Omit the pictures, but give back every entry below exactly as written.
*** EXERCISE MATERIAL Section Begins ***
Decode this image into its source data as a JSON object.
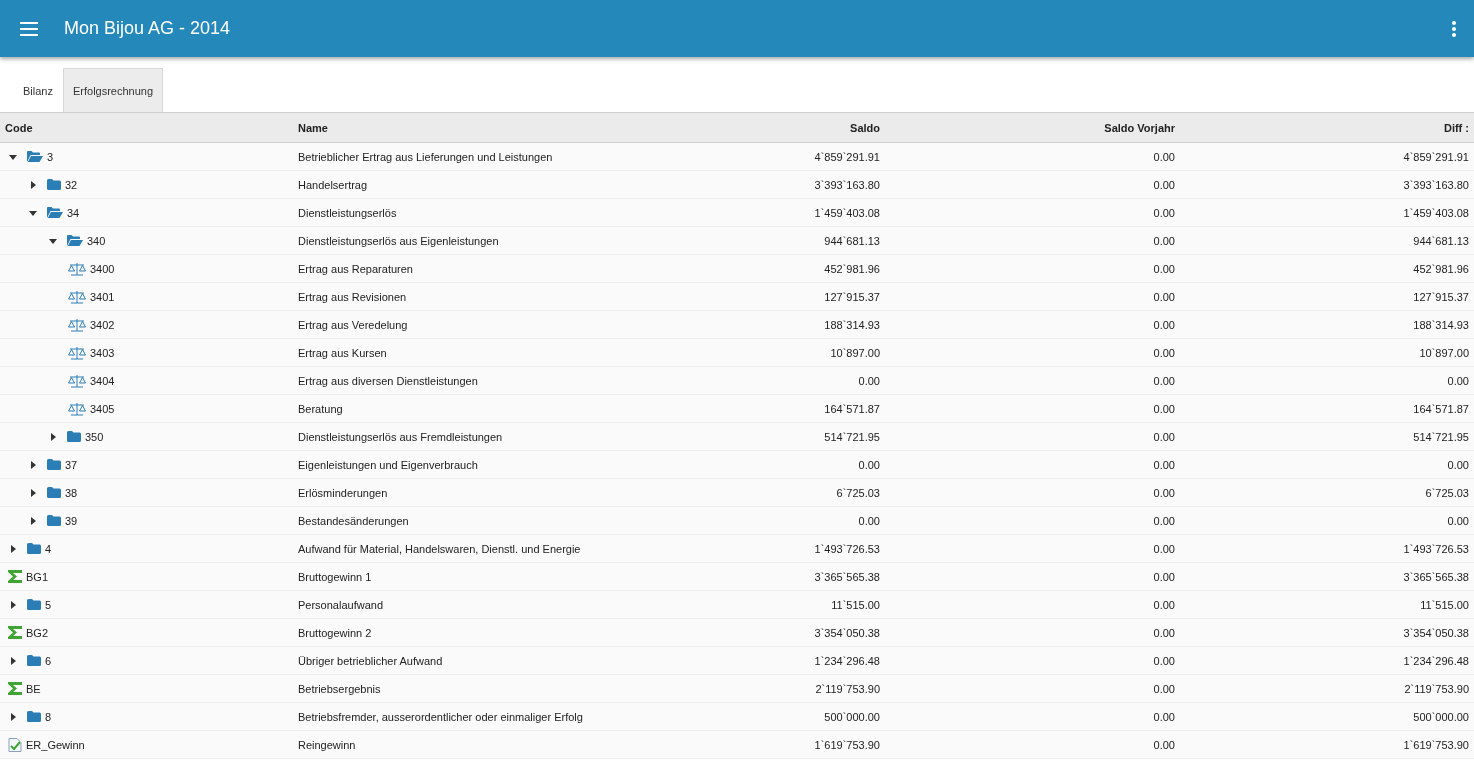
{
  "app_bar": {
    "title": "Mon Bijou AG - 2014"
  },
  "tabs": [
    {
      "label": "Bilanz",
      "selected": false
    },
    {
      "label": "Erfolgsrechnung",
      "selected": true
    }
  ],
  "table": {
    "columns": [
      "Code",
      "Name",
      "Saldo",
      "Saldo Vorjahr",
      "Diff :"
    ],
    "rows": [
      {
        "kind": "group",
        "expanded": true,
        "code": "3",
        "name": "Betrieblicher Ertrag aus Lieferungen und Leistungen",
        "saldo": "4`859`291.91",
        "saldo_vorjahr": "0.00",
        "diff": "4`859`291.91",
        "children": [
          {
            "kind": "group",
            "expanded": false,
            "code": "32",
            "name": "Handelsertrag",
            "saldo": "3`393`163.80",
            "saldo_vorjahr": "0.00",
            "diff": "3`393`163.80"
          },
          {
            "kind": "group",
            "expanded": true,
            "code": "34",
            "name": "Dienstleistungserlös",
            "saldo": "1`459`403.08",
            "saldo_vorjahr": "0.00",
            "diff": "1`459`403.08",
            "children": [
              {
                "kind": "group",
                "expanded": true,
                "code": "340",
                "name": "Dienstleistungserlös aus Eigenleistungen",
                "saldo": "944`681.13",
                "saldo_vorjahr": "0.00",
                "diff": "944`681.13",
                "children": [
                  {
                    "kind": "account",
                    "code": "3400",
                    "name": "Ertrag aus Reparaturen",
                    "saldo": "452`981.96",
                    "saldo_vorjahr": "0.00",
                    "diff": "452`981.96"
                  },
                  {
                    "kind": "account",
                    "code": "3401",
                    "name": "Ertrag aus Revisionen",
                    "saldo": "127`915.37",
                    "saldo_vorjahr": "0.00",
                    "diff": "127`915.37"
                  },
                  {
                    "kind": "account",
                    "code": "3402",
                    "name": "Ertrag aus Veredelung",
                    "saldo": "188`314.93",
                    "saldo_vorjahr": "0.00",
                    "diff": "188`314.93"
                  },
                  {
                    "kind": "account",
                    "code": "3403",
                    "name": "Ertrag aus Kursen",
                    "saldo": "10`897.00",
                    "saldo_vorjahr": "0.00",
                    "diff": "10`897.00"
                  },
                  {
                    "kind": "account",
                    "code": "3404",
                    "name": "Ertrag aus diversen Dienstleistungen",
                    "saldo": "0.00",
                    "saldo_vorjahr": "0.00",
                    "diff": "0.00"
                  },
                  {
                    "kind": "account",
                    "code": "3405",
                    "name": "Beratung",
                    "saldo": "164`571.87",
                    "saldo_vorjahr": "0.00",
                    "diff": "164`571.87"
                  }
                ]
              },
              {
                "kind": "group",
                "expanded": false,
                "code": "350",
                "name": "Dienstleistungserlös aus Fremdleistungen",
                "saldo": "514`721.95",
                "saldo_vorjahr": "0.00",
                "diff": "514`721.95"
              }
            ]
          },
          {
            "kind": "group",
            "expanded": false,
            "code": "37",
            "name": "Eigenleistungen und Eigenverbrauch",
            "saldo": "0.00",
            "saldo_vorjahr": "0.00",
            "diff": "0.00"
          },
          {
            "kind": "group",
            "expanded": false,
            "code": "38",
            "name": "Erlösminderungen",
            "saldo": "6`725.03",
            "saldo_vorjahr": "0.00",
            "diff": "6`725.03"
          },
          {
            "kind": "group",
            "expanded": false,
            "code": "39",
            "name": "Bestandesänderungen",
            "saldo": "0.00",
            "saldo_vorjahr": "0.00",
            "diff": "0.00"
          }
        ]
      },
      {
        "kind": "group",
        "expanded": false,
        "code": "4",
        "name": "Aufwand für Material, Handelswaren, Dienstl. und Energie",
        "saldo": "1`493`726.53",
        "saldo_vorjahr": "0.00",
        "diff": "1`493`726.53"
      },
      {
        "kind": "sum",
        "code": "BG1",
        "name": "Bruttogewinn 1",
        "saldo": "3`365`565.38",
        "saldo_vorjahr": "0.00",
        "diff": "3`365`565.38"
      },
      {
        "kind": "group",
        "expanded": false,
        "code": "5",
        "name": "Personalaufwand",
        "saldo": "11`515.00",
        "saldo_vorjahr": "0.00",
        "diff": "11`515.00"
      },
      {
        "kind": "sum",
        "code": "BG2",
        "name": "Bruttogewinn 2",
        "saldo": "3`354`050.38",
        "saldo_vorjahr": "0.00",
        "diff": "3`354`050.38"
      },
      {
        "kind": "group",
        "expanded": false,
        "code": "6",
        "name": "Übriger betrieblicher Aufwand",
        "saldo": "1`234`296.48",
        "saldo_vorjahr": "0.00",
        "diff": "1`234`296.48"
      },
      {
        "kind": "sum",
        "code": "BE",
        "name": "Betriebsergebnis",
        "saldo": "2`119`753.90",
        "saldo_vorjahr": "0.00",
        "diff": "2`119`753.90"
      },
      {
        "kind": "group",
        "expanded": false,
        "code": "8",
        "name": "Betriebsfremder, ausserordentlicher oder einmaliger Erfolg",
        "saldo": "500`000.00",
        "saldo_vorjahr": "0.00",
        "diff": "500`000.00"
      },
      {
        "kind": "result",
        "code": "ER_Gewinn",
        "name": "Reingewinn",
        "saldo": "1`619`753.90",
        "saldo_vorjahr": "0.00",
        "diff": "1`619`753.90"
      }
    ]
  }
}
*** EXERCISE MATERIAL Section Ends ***
- ANSWER TO THIS PROBLEM
Decode this image into its source data as a JSON object.
{
  "app_bar": {
    "title": "Mon Bijou AG - 2014"
  },
  "tabs": [
    {
      "label": "Bilanz",
      "selected": false
    },
    {
      "label": "Erfolgsrechnung",
      "selected": true
    }
  ],
  "table": {
    "columns": [
      "Code",
      "Name",
      "Saldo",
      "Saldo Vorjahr",
      "Diff :"
    ],
    "rows": [
      {
        "kind": "group",
        "expanded": true,
        "code": "3",
        "name": "Betrieblicher Ertrag aus Lieferungen und Leistungen",
        "saldo": "4`859`291.91",
        "saldo_vorjahr": "0.00",
        "diff": "4`859`291.91",
        "children": [
          {
            "kind": "group",
            "expanded": false,
            "code": "32",
            "name": "Handelsertrag",
            "saldo": "3`393`163.80",
            "saldo_vorjahr": "0.00",
            "diff": "3`393`163.80"
          },
          {
            "kind": "group",
            "expanded": true,
            "code": "34",
            "name": "Dienstleistungserlös",
            "saldo": "1`459`403.08",
            "saldo_vorjahr": "0.00",
            "diff": "1`459`403.08",
            "children": [
              {
                "kind": "group",
                "expanded": true,
                "code": "340",
                "name": "Dienstleistungserlös aus Eigenleistungen",
                "saldo": "944`681.13",
                "saldo_vorjahr": "0.00",
                "diff": "944`681.13",
                "children": [
                  {
                    "kind": "account",
                    "code": "3400",
                    "name": "Ertrag aus Reparaturen",
                    "saldo": "452`981.96",
                    "saldo_vorjahr": "0.00",
                    "diff": "452`981.96"
                  },
                  {
                    "kind": "account",
                    "code": "3401",
                    "name": "Ertrag aus Revisionen",
                    "saldo": "127`915.37",
                    "saldo_vorjahr": "0.00",
                    "diff": "127`915.37"
                  },
                  {
                    "kind": "account",
                    "code": "3402",
                    "name": "Ertrag aus Veredelung",
                    "saldo": "188`314.93",
                    "saldo_vorjahr": "0.00",
                    "diff": "188`314.93"
                  },
                  {
                    "kind": "account",
                    "code": "3403",
                    "name": "Ertrag aus Kursen",
                    "saldo": "10`897.00",
                    "saldo_vorjahr": "0.00",
                    "diff": "10`897.00"
                  },
                  {
                    "kind": "account",
                    "code": "3404",
                    "name": "Ertrag aus diversen Dienstleistungen",
                    "saldo": "0.00",
                    "saldo_vorjahr": "0.00",
                    "diff": "0.00"
                  },
                  {
                    "kind": "account",
                    "code": "3405",
                    "name": "Beratung",
                    "saldo": "164`571.87",
                    "saldo_vorjahr": "0.00",
                    "diff": "164`571.87"
                  }
                ]
              },
              {
                "kind": "group",
                "expanded": false,
                "code": "350",
                "name": "Dienstleistungserlös aus Fremdleistungen",
                "saldo": "514`721.95",
                "saldo_vorjahr": "0.00",
                "diff": "514`721.95"
              }
            ]
          },
          {
            "kind": "group",
            "expanded": false,
            "code": "37",
            "name": "Eigenleistungen und Eigenverbrauch",
            "saldo": "0.00",
            "saldo_vorjahr": "0.00",
            "diff": "0.00"
          },
          {
            "kind": "group",
            "expanded": false,
            "code": "38",
            "name": "Erlösminderungen",
            "saldo": "6`725.03",
            "saldo_vorjahr": "0.00",
            "diff": "6`725.03"
          },
          {
            "kind": "group",
            "expanded": false,
            "code": "39",
            "name": "Bestandesänderungen",
            "saldo": "0.00",
            "saldo_vorjahr": "0.00",
            "diff": "0.00"
          }
        ]
      },
      {
        "kind": "group",
        "expanded": false,
        "code": "4",
        "name": "Aufwand für Material, Handelswaren, Dienstl. und Energie",
        "saldo": "1`493`726.53",
        "saldo_vorjahr": "0.00",
        "diff": "1`493`726.53"
      },
      {
        "kind": "sum",
        "code": "BG1",
        "name": "Bruttogewinn 1",
        "saldo": "3`365`565.38",
        "saldo_vorjahr": "0.00",
        "diff": "3`365`565.38"
      },
      {
        "kind": "group",
        "expanded": false,
        "code": "5",
        "name": "Personalaufwand",
        "saldo": "11`515.00",
        "saldo_vorjahr": "0.00",
        "diff": "11`515.00"
      },
      {
        "kind": "sum",
        "code": "BG2",
        "name": "Bruttogewinn 2",
        "saldo": "3`354`050.38",
        "saldo_vorjahr": "0.00",
        "diff": "3`354`050.38"
      },
      {
        "kind": "group",
        "expanded": false,
        "code": "6",
        "name": "Übriger betrieblicher Aufwand",
        "saldo": "1`234`296.48",
        "saldo_vorjahr": "0.00",
        "diff": "1`234`296.48"
      },
      {
        "kind": "sum",
        "code": "BE",
        "name": "Betriebsergebnis",
        "saldo": "2`119`753.90",
        "saldo_vorjahr": "0.00",
        "diff": "2`119`753.90"
      },
      {
        "kind": "group",
        "expanded": false,
        "code": "8",
        "name": "Betriebsfremder, ausserordentlicher oder einmaliger Erfolg",
        "saldo": "500`000.00",
        "saldo_vorjahr": "0.00",
        "diff": "500`000.00"
      },
      {
        "kind": "result",
        "code": "ER_Gewinn",
        "name": "Reingewinn",
        "saldo": "1`619`753.90",
        "saldo_vorjahr": "0.00",
        "diff": "1`619`753.90"
      }
    ]
  }
}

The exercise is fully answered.